## The task
Print out the complete set of records below, exactly as they read.

Web page and app entries
☆ ☆ ☆ ☆ ☆ ☆ ☆
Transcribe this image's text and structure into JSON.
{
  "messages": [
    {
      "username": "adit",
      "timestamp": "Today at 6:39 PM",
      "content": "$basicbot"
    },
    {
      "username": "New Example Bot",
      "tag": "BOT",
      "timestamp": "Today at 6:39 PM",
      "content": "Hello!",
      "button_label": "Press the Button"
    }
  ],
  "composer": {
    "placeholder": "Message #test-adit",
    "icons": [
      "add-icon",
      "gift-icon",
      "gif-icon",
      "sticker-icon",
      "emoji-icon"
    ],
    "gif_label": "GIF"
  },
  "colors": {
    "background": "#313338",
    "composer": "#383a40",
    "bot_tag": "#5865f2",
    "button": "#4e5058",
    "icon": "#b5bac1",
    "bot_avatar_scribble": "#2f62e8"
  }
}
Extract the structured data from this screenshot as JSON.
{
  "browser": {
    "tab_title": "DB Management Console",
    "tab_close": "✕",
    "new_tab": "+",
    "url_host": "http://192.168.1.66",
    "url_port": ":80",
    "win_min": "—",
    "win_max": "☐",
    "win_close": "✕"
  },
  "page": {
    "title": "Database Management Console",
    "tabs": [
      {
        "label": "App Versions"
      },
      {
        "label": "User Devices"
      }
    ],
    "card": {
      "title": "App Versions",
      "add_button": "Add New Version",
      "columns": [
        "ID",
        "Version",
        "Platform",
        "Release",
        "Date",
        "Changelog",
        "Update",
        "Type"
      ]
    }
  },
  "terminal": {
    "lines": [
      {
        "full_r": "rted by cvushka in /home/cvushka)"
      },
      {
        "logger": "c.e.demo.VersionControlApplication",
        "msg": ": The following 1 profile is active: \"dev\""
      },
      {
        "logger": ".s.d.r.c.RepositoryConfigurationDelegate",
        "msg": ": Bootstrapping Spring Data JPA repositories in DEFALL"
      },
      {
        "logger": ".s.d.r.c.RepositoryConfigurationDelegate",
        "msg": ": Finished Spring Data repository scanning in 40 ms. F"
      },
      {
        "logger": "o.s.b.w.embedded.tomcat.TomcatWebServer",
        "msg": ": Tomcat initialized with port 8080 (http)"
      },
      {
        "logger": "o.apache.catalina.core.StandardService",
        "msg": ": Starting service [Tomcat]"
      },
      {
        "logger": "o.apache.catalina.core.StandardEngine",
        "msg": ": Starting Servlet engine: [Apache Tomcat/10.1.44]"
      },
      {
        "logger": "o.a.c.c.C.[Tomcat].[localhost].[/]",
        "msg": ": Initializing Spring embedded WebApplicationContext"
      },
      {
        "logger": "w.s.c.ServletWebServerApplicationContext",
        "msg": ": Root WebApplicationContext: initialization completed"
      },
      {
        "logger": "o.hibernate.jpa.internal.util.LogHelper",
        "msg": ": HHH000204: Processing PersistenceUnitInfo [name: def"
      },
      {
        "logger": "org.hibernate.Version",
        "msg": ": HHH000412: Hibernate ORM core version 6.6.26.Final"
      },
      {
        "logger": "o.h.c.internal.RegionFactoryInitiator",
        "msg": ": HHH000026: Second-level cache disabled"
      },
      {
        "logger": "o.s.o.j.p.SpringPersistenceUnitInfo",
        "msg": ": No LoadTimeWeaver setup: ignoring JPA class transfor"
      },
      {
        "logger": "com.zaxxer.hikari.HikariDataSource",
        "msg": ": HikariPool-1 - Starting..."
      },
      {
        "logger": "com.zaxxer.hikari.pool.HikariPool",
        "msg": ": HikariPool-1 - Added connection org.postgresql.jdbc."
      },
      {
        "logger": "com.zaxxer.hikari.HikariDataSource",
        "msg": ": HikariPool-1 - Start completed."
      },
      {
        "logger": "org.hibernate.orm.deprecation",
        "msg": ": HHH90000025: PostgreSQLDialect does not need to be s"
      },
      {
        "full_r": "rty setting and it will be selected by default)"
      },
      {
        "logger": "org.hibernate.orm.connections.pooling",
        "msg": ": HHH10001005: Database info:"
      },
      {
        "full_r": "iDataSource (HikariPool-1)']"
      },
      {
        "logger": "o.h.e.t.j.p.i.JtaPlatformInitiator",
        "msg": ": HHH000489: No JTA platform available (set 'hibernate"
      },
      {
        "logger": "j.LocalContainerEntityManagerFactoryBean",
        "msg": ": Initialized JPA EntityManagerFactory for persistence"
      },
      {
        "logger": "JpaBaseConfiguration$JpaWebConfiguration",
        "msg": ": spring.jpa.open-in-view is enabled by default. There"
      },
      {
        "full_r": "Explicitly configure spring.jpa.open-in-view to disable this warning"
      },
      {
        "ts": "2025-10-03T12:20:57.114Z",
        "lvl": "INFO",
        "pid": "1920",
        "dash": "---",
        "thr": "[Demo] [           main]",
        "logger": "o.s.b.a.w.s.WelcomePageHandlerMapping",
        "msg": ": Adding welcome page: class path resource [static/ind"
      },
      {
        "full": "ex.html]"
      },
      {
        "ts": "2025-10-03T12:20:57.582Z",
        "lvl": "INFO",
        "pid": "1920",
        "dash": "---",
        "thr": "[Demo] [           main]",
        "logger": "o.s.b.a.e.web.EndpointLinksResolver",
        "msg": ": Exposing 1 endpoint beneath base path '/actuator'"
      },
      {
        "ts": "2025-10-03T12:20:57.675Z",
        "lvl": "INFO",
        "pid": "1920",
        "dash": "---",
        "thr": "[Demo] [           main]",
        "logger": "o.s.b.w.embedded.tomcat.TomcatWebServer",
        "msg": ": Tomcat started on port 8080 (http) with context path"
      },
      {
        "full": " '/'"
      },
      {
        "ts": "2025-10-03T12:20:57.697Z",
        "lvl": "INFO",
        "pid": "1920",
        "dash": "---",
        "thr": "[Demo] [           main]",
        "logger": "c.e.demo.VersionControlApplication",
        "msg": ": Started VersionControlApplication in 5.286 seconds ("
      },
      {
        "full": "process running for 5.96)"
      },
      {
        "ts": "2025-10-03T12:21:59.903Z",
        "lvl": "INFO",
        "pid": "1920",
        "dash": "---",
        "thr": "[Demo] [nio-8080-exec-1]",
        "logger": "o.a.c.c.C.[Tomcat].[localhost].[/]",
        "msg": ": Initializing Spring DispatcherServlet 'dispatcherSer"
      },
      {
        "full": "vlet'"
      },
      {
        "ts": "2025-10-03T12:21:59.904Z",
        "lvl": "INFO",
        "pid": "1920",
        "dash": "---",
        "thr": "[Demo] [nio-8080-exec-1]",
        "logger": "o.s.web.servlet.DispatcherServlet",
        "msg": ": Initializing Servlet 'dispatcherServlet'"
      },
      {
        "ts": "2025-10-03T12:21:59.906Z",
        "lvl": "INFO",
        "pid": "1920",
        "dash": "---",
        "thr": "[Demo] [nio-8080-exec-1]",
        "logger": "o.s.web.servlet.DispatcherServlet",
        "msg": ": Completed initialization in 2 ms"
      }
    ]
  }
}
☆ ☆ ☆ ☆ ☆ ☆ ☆
## Output below
Transcribe this image's text and structure into JSON.
{
  "messages": [
    {
      "username": "adit",
      "timestamp": "Today at 6:39 PM",
      "content": "$basicbot"
    },
    {
      "username": "New Example Bot",
      "tag": "BOT",
      "timestamp": "Today at 6:39 PM",
      "content": "Hello!",
      "button_label": "Press the Button"
    }
  ],
  "composer": {
    "placeholder": "Message #test-adit",
    "icons": [
      "add-icon",
      "gift-icon",
      "gif-icon",
      "sticker-icon",
      "emoji-icon"
    ],
    "gif_label": "GIF"
  },
  "colors": {
    "background": "#313338",
    "composer": "#383a40",
    "bot_tag": "#5865f2",
    "button": "#4e5058",
    "icon": "#b5bac1",
    "bot_avatar_scribble": "#2f62e8"
  }
}
Extract the structured data from this screenshot as JSON.
{
  "browser": {
    "tab_title": "DB Management Console",
    "tab_close": "✕",
    "new_tab": "+",
    "url_host": "http://192.168.1.66",
    "url_port": ":80",
    "win_min": "—",
    "win_max": "☐",
    "win_close": "✕"
  },
  "page": {
    "title": "Database Management Console",
    "tabs": [
      {
        "label": "App Versions"
      },
      {
        "label": "User Devices"
      }
    ],
    "card": {
      "title": "App Versions",
      "add_button": "Add New Version",
      "columns": [
        "ID",
        "Version",
        "Platform",
        "Release",
        "Date",
        "Changelog",
        "Update",
        "Type"
      ]
    }
  },
  "terminal": {
    "lines": [
      {
        "full_r": "rted by cvushka in /home/cvushka)"
      },
      {
        "logger": "c.e.demo.VersionControlApplication",
        "msg": ": The following 1 profile is active: \"dev\""
      },
      {
        "logger": ".s.d.r.c.RepositoryConfigurationDelegate",
        "msg": ": Bootstrapping Spring Data JPA repositories in DEFALL"
      },
      {
        "logger": ".s.d.r.c.RepositoryConfigurationDelegate",
        "msg": ": Finished Spring Data repository scanning in 40 ms. F"
      },
      {
        "logger": "o.s.b.w.embedded.tomcat.TomcatWebServer",
        "msg": ": Tomcat initialized with port 8080 (http)"
      },
      {
        "logger": "o.apache.catalina.core.StandardService",
        "msg": ": Starting service [Tomcat]"
      },
      {
        "logger": "o.apache.catalina.core.StandardEngine",
        "msg": ": Starting Servlet engine: [Apache Tomcat/10.1.44]"
      },
      {
        "logger": "o.a.c.c.C.[Tomcat].[localhost].[/]",
        "msg": ": Initializing Spring embedded WebApplicationContext"
      },
      {
        "logger": "w.s.c.ServletWebServerApplicationContext",
        "msg": ": Root WebApplicationContext: initialization completed"
      },
      {
        "logger": "o.hibernate.jpa.internal.util.LogHelper",
        "msg": ": HHH000204: Processing PersistenceUnitInfo [name: def"
      },
      {
        "logger": "org.hibernate.Version",
        "msg": ": HHH000412: Hibernate ORM core version 6.6.26.Final"
      },
      {
        "logger": "o.h.c.internal.RegionFactoryInitiator",
        "msg": ": HHH000026: Second-level cache disabled"
      },
      {
        "logger": "o.s.o.j.p.SpringPersistenceUnitInfo",
        "msg": ": No LoadTimeWeaver setup: ignoring JPA class transfor"
      },
      {
        "logger": "com.zaxxer.hikari.HikariDataSource",
        "msg": ": HikariPool-1 - Starting..."
      },
      {
        "logger": "com.zaxxer.hikari.pool.HikariPool",
        "msg": ": HikariPool-1 - Added connection org.postgresql.jdbc."
      },
      {
        "logger": "com.zaxxer.hikari.HikariDataSource",
        "msg": ": HikariPool-1 - Start completed."
      },
      {
        "logger": "org.hibernate.orm.deprecation",
        "msg": ": HHH90000025: PostgreSQLDialect does not need to be s"
      },
      {
        "full_r": "rty setting and it will be selected by default)"
      },
      {
        "logger": "org.hibernate.orm.connections.pooling",
        "msg": ": HHH10001005: Database info:"
      },
      {
        "full_r": "iDataSource (HikariPool-1)']"
      },
      {
        "logger": "o.h.e.t.j.p.i.JtaPlatformInitiator",
        "msg": ": HHH000489: No JTA platform available (set 'hibernate"
      },
      {
        "logger": "j.LocalContainerEntityManagerFactoryBean",
        "msg": ": Initialized JPA EntityManagerFactory for persistence"
      },
      {
        "logger": "JpaBaseConfiguration$JpaWebConfiguration",
        "msg": ": spring.jpa.open-in-view is enabled by default. There"
      },
      {
        "full_r": "Explicitly configure spring.jpa.open-in-view to disable this warning"
      },
      {
        "ts": "2025-10-03T12:20:57.114Z",
        "lvl": "INFO",
        "pid": "1920",
        "dash": "---",
        "thr": "[Demo] [           main]",
        "logger": "o.s.b.a.w.s.WelcomePageHandlerMapping",
        "msg": ": Adding welcome page: class path resource [static/ind"
      },
      {
        "full": "ex.html]"
      },
      {
        "ts": "2025-10-03T12:20:57.582Z",
        "lvl": "INFO",
        "pid": "1920",
        "dash": "---",
        "thr": "[Demo] [           main]",
        "logger": "o.s.b.a.e.web.EndpointLinksResolver",
        "msg": ": Exposing 1 endpoint beneath base path '/actuator'"
      },
      {
        "ts": "2025-10-03T12:20:57.675Z",
        "lvl": "INFO",
        "pid": "1920",
        "dash": "---",
        "thr": "[Demo] [           main]",
        "logger": "o.s.b.w.embedded.tomcat.TomcatWebServer",
        "msg": ": Tomcat started on port 8080 (http) with context path"
      },
      {
        "full": " '/'"
      },
      {
        "ts": "2025-10-03T12:20:57.697Z",
        "lvl": "INFO",
        "pid": "1920",
        "dash": "---",
        "thr": "[Demo] [           main]",
        "logger": "c.e.demo.VersionControlApplication",
        "msg": ": Started VersionControlApplication in 5.286 seconds ("
      },
      {
        "full": "process running for 5.96)"
      },
      {
        "ts": "2025-10-03T12:21:59.903Z",
        "lvl": "INFO",
        "pid": "1920",
        "dash": "---",
        "thr": "[Demo] [nio-8080-exec-1]",
        "logger": "o.a.c.c.C.[Tomcat].[localhost].[/]",
        "msg": ": Initializing Spring DispatcherServlet 'dispatcherSer"
      },
      {
        "full": "vlet'"
      },
      {
        "ts": "2025-10-03T12:21:59.904Z",
        "lvl": "INFO",
        "pid": "1920",
        "dash": "---",
        "thr": "[Demo] [nio-8080-exec-1]",
        "logger": "o.s.web.servlet.DispatcherServlet",
        "msg": ": Initializing Servlet 'dispatcherServlet'"
      },
      {
        "ts": "2025-10-03T12:21:59.906Z",
        "lvl": "INFO",
        "pid": "1920",
        "dash": "---",
        "thr": "[Demo] [nio-8080-exec-1]",
        "logger": "o.s.web.servlet.DispatcherServlet",
        "msg": ": Completed initialization in 2 ms"
      }
    ]
  }
}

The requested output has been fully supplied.